Okay, so. Tomorrow I meet with the Miss Robinson in Gainesville and the rest of the Janeites-of-the-Northernish-Florida-realm to discuss Jane Austen’s Sanditon and other Austen-cult continuations of the same. I am a little behind on reading Julia Barrett’s Charlotte, but I hope to glean a little tonight and tomorrow morning in my downtime. Actually, I am reading The Oxford Illustrated Jane Austen: Minor Works as refresher. In university, I wrote in defense of Sanditon an inordinately long essay arguing its place on a continuum from Northanger Abbey on, only because I was apalled by DA Miller: Sanditon, he said, was the “death of style” and the “death of the Stylothete.” Nah, says I, it and its style foresees a coup where Money makes the blood bluer, and not necessarily high-birth. Sanditon is where good society manufactures gooder society in a social economy where there just ain’t loads of demand for it. Hell, the name Darcy is related to money made in industry; the Gardners of P&P were model folk. In Jane’s repertoire, one can watch the Old Gentry wear thin and struggle against their widowing: Mr Woodhouse’s (Emma) hypochondria–and note that “Sanditon is a resort for the Invalid”–is a key component to that which makes the rich Rich and not riche. Says Miller, “[Sanditon’s grammar] is in need of a brisk salt rub.” Yeah. But that’s the indirectness of F I D. I dig Miller, loads, so I recommend in particular his Jane Austen, or The Secret of Style.

Anyway, I am flipping through Sanditon and thoroughly enjoying myself, and before I see what miss Barrett supposed happened, I hope to blahg a little about what I think ought to happen. Then we can see how close I am. Note that I am excessively excited for tomorrow’s get-together, as I haven’t had much opportunity during my emmigration to make any friends.

Cover of The Plain Janes by MINX Books
Cover of The Plain Janes by MINX Books

Simultaneously, I am writing my review of Cecil Castellucci (I think I spelled that right) and Jim Rugg’s The Plain Janes for The Graphic Classroom,  a graphic novel I think subtle and deep and bittersweet.
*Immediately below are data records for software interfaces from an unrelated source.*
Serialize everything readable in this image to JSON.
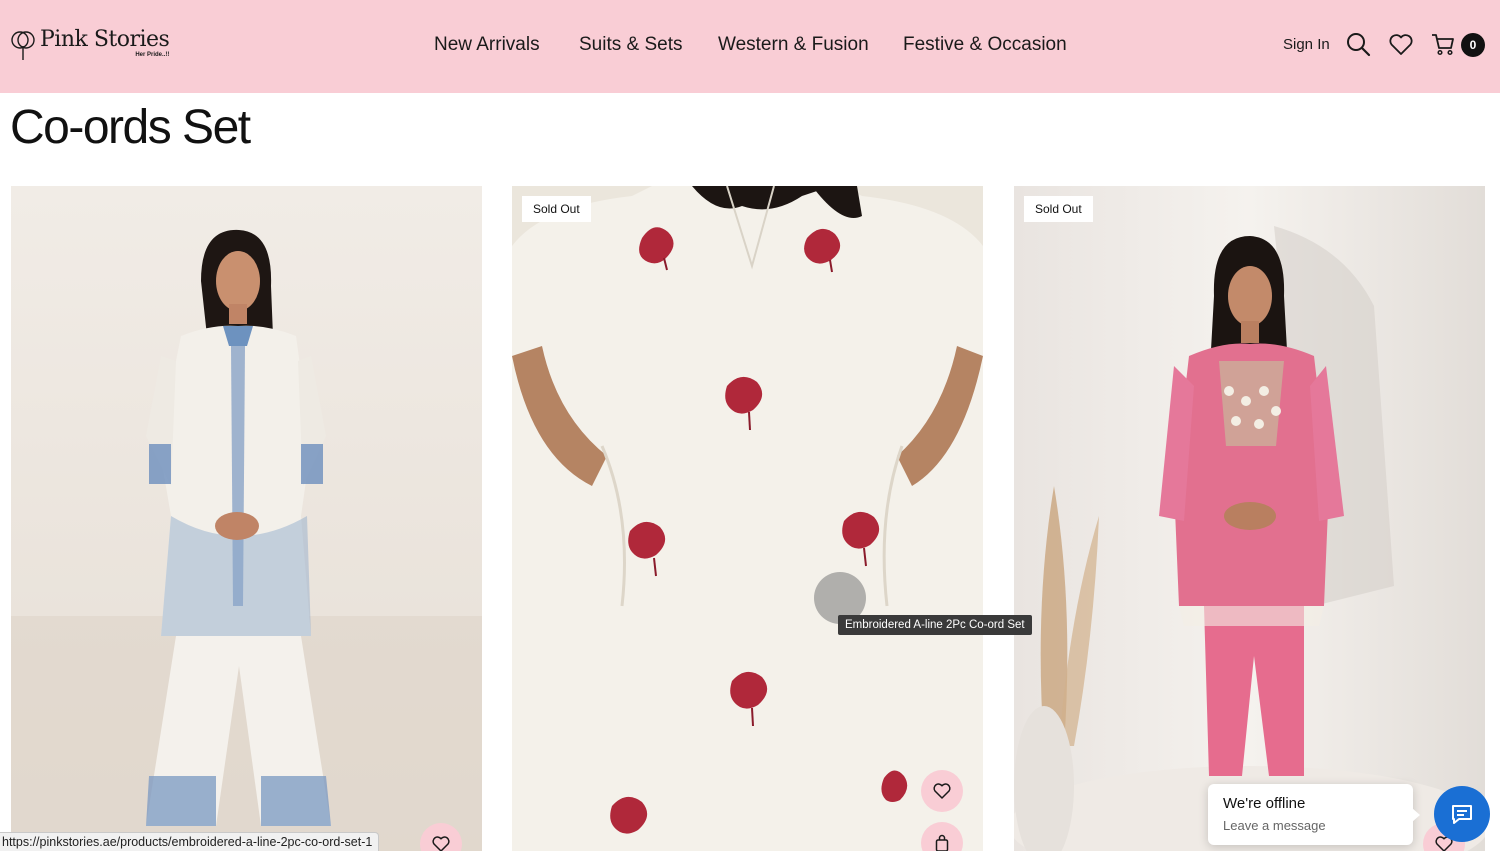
{
  "brand": {
    "name": "Pink Stories",
    "tagline": "Her Pride..!!"
  },
  "nav": {
    "items": [
      {
        "label": "New Arrivals"
      },
      {
        "label": "Suits & Sets"
      },
      {
        "label": "Western & Fusion"
      },
      {
        "label": "Festive & Occasion"
      }
    ]
  },
  "header_actions": {
    "sign_in": "Sign In",
    "search_icon": "search-icon",
    "wishlist_icon": "heart-icon",
    "cart_icon": "cart-icon",
    "cart_count": "0"
  },
  "page": {
    "title": "Co-ords Set"
  },
  "products": [
    {
      "badge": "",
      "image_desc": "white-blue-embroidered-coord"
    },
    {
      "badge": "Sold Out",
      "image_desc": "white-red-floral-aline-coord"
    },
    {
      "badge": "Sold Out",
      "image_desc": "pink-mirror-work-coord"
    }
  ],
  "tooltip": {
    "text": "Embroidered A-line 2Pc Co-ord Set"
  },
  "status_url": "https://pinkstories.ae/products/embroidered-a-line-2pc-co-ord-set-1",
  "chat": {
    "title": "We're offline",
    "subtitle": "Leave a message"
  },
  "colors": {
    "header_bg": "#f9cdd5",
    "chat_accent": "#1a6fd4",
    "action_bg": "#f9cdd5"
  }
}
Although my reviews are never considerably long, I spend much time stickey-noting the book – I read it in about two hours and it’s been a week re-reading! I will have plenty to say, soon.

Your pal,




Footnote: This manuscript (Sanditon) is among the few of Jane Austen’s we have; it is fascinating and enlightening: just what and why does she omit that or this? – it is a work ever in progress, frozen in time, an inksmear maybe scribbling-on still somewhere a shadowstep from here. Manuscripts are important.